The twelfth is the most famous hole at Waterville- a 164 yard par three that requires a complete carry of heavy fescue. Known as the Mass Hole, during a period of British rule when Catholicism was outlawed, locals would use the low portion among the dunes (now what you must carry to reach the green) to worship and hold religious ceremonies. The designer had originally intended the green to be down among the dunes where the religious observances used to take place, but local workers refused to construct on what they saw as a holy site.
I do not have a picture of the 492 yard par five thirteenth. On the twelfth, a foursome in front of us waved us up. Miraculously, on the twelfth hole, we all hit fantastic shots (though only a 164 yard yard par three, the wind made it no laughing matter). When we get to the thirteenth tee, turns out that it was the club pro that had let us play through. So, I did not want to slow anyone up on the thirteenth by taking pictures. The pro also told us that Tom Fazio, the course's designer, was out playing that day.
We heard another funny story about order of play during our round at Portmarnock. The starter told us that a few years ago Rory had come down to Portmarnock without a tee time and asked if he could get out. The starter brings Rory and his three friends to the first hole and asks the group about to tee off if they would let Rory jump ahead. Rory interjects and says that he does not want to skip anyone and will happily play behind them. The group on the first tee, without hesitation, quickly turned down the offer to have the best player in the world waiting behind them all day and kindly allowed Rory to go off in front of them.
Returning to Waterville, the fourteenth is a 416 yard dogleg left par four.
The fifteenth is a 396 yard dogleg left par four with an unprotected green.
Approach to fifteen.
The last three holes are where the ocean starts to come into play and, I think, the strongest part of the course. In fact, the eighteenth is one of the best closing holes I have played (especially since I often feel like closing holes are anti-climatic, such as Ballybunion and Cypress Point).
The sixteenth is a short 352 yard par four with a fairway that narrows the closer to the green you get. Despite its lack of distance, it is still ranked as the tenth hardest holes on the course.
The seventeenth is a 168 yard par three--again requiring a carry over a deep gully and tall fescue. This hole is quite similar to the twelfth.
The eighteenth is my favorite hole on the course--a 556 yard par five with the ocean along the hole's entire right side. The fairway is riddled with bunkers and bunkers guard the green. Though, as long as you avoid the bunkers, it is not a terribly difficult hole.

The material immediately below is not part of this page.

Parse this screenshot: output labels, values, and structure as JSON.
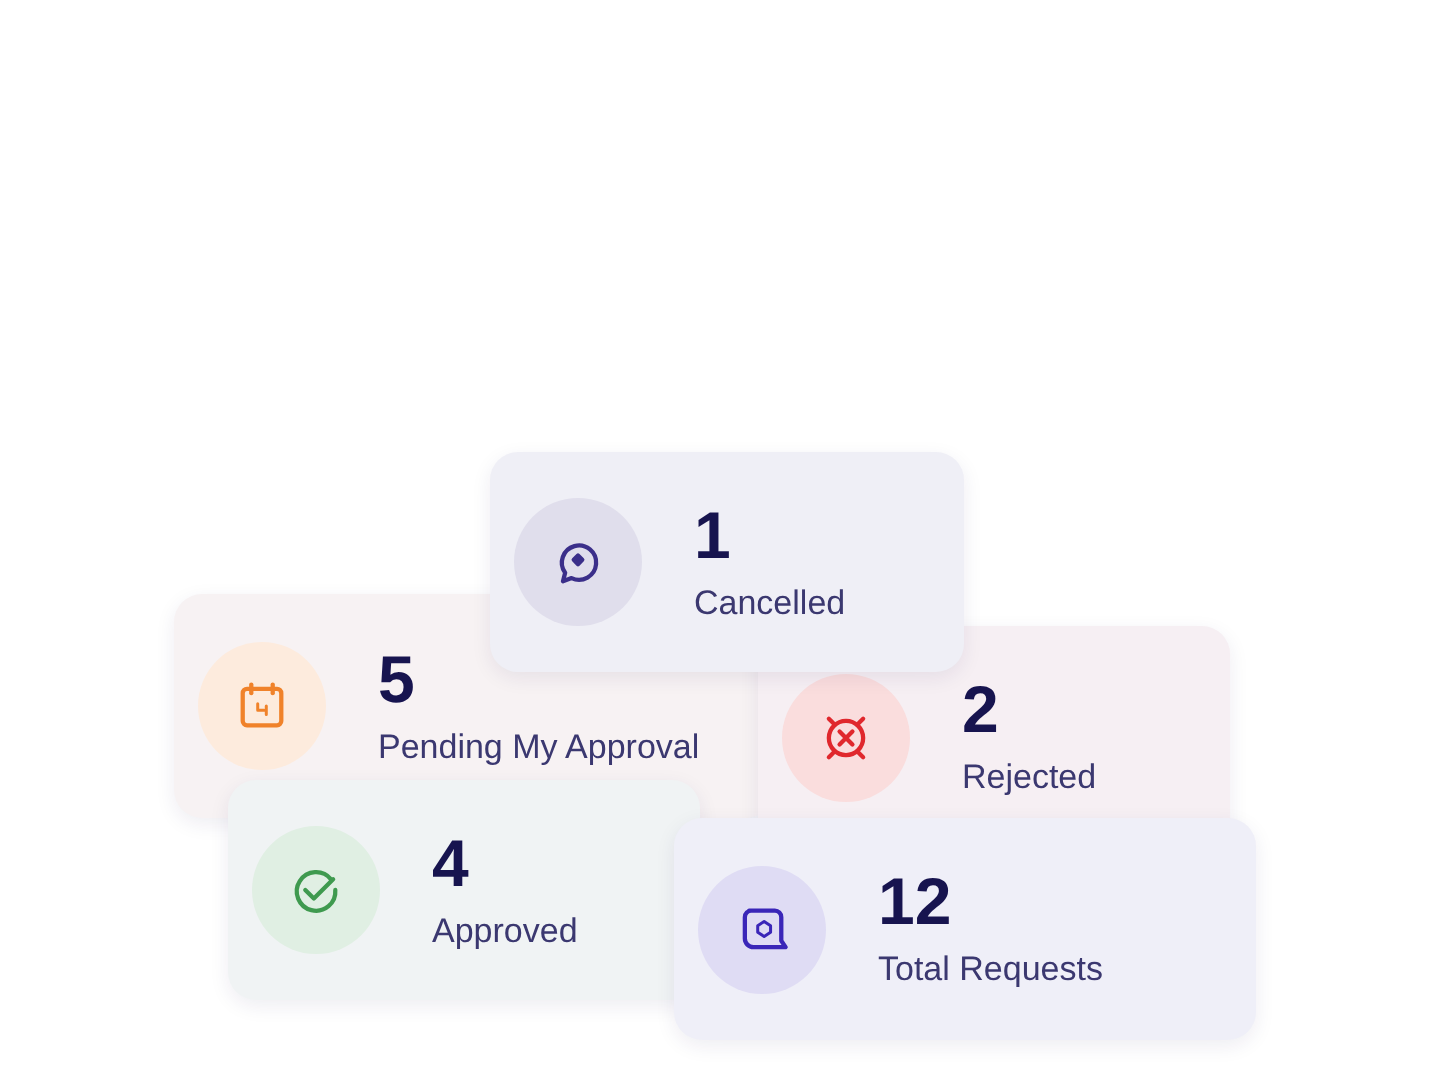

View of eighteenth green from fairway.
Apparently this was one of Payne Stewart's favorite courses and he would often play it to prepare for the British Open. A statute of him stands by the clubhouse.
Payne Stewart statue.
Like I said, there was something that I missed about Waterville. I went into the round thinking I would love it in light of how highly others had reviewed it. I hope to return one day and give it another go and see if my view changes.